(Stored data):
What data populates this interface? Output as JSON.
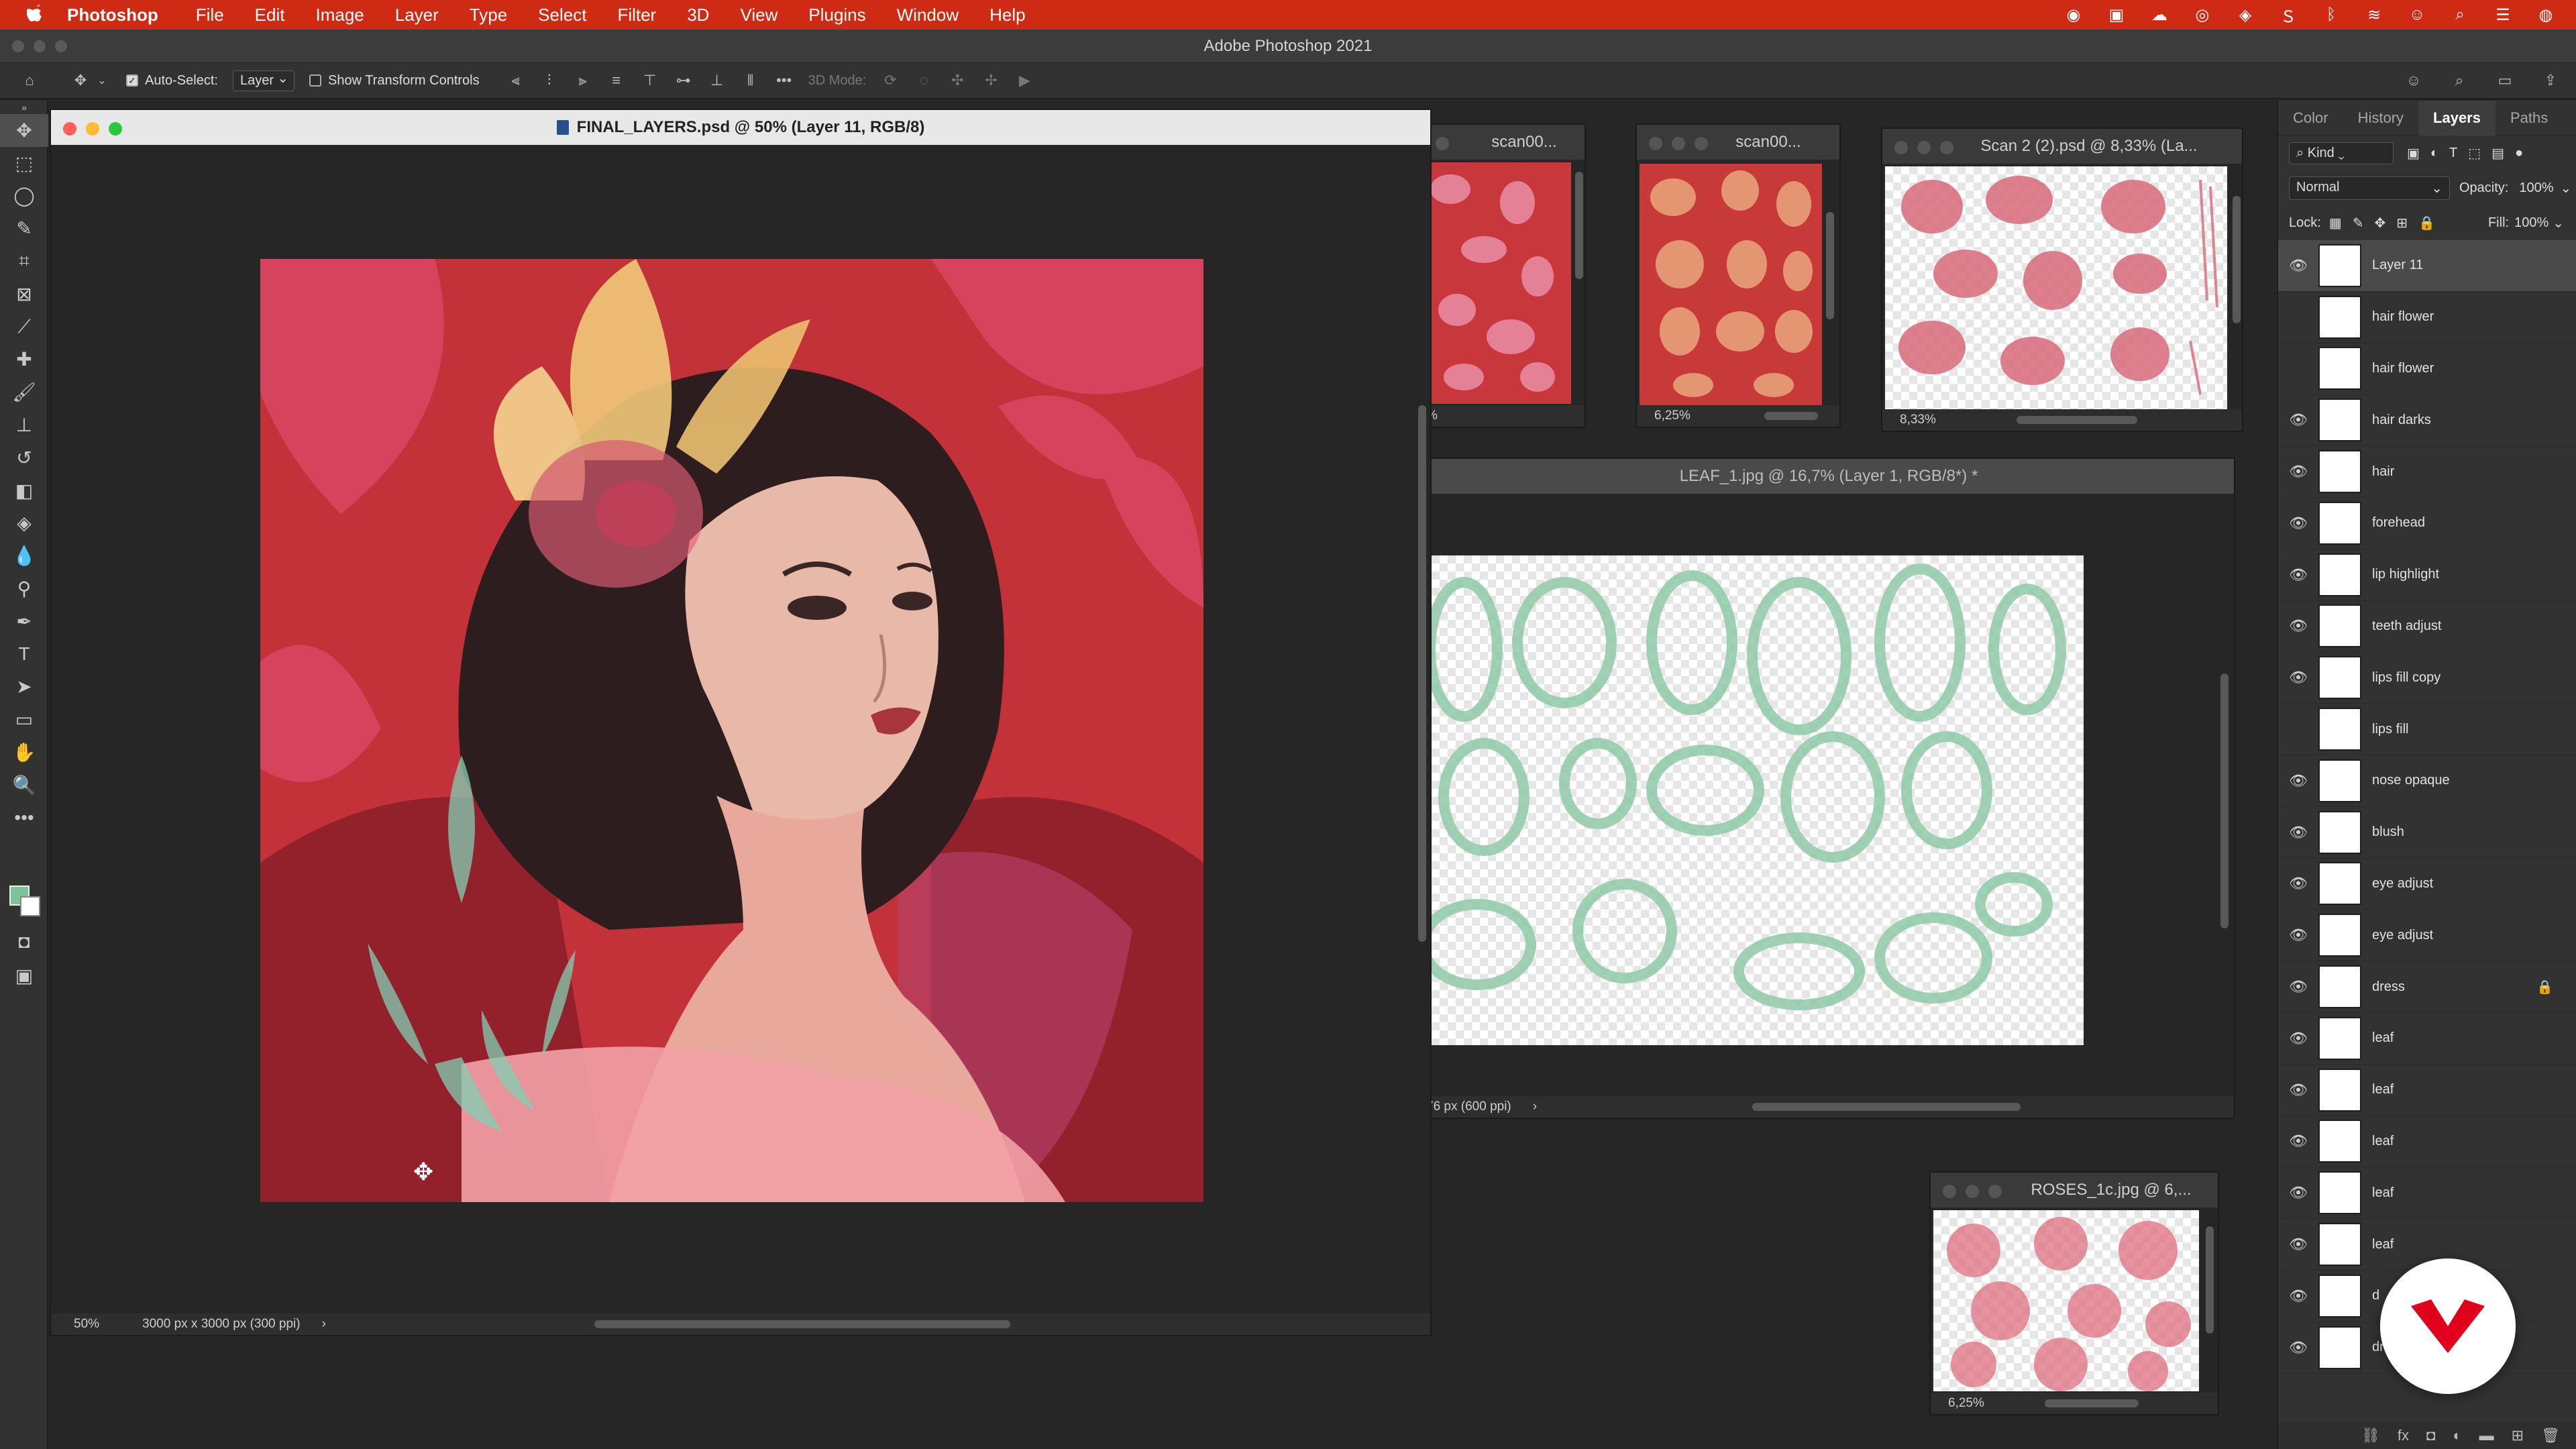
{
  "menubar": {
    "app": "Photoshop",
    "items": [
      "File",
      "Edit",
      "Image",
      "Layer",
      "Type",
      "Select",
      "Filter",
      "3D",
      "View",
      "Plugins",
      "Window",
      "Help"
    ]
  },
  "app_title": "Adobe Photoshop 2021",
  "options_bar": {
    "auto_select_label": "Auto-Select:",
    "auto_select_checked": true,
    "auto_select_value": "Layer",
    "transform_label": "Show Transform Controls",
    "mode_3d_label": "3D Mode:"
  },
  "main_doc": {
    "title": "FINAL_LAYERS.psd @ 50% (Layer 11, RGB/8)",
    "zoom": "50%",
    "dimensions": "3000 px x 3000 px (300 ppi)"
  },
  "docs": {
    "scan1": {
      "title": "scan00...",
      "zoom": "%"
    },
    "scan2": {
      "title": "scan00...",
      "zoom": "6,25%"
    },
    "scan3": {
      "title": "Scan 2 (2).psd @ 8,33% (La...",
      "zoom": "8,33%"
    },
    "leaf": {
      "title": "LEAF_1.jpg @ 16,7% (Layer 1, RGB/8*) *",
      "status": "76 px (600 ppi)"
    },
    "roses": {
      "title": "ROSES_1c.jpg @ 6,...",
      "zoom": "6,25%"
    }
  },
  "panel": {
    "tabs": [
      "Color",
      "History",
      "Layers",
      "Paths"
    ],
    "active_tab": "Layers",
    "filter": "Kind",
    "blend_mode": "Normal",
    "opacity_label": "Opacity:",
    "opacity_value": "100%",
    "lock_label": "Lock:",
    "fill_label": "Fill:",
    "fill_value": "100%",
    "layers": [
      {
        "name": "Layer 11",
        "visible": true,
        "selected": true
      },
      {
        "name": "hair flower",
        "visible": false
      },
      {
        "name": "hair flower",
        "visible": false
      },
      {
        "name": "hair darks",
        "visible": true
      },
      {
        "name": "hair",
        "visible": true
      },
      {
        "name": "forehead",
        "visible": true
      },
      {
        "name": "lip highlight",
        "visible": true
      },
      {
        "name": "teeth adjust",
        "visible": true
      },
      {
        "name": "lips fill copy",
        "visible": true
      },
      {
        "name": "lips fill",
        "visible": false
      },
      {
        "name": "nose opaque",
        "visible": true
      },
      {
        "name": "blush",
        "visible": true
      },
      {
        "name": "eye adjust",
        "visible": true
      },
      {
        "name": "eye adjust",
        "visible": true
      },
      {
        "name": "dress",
        "visible": true,
        "locked": true
      },
      {
        "name": "leaf",
        "visible": true
      },
      {
        "name": "leaf",
        "visible": true
      },
      {
        "name": "leaf",
        "visible": true
      },
      {
        "name": "leaf",
        "visible": true
      },
      {
        "name": "leaf",
        "visible": true
      },
      {
        "name": "d",
        "visible": true
      },
      {
        "name": "dres",
        "visible": true
      }
    ]
  },
  "colors": {
    "menubar": "#cf2a14",
    "canvas_red": "#c23238",
    "foreground": "#7cc39c",
    "leaf_green": "#8fc9a8",
    "rose_pink": "#d86a7a"
  }
}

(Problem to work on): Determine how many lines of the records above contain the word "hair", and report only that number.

(Your response): 4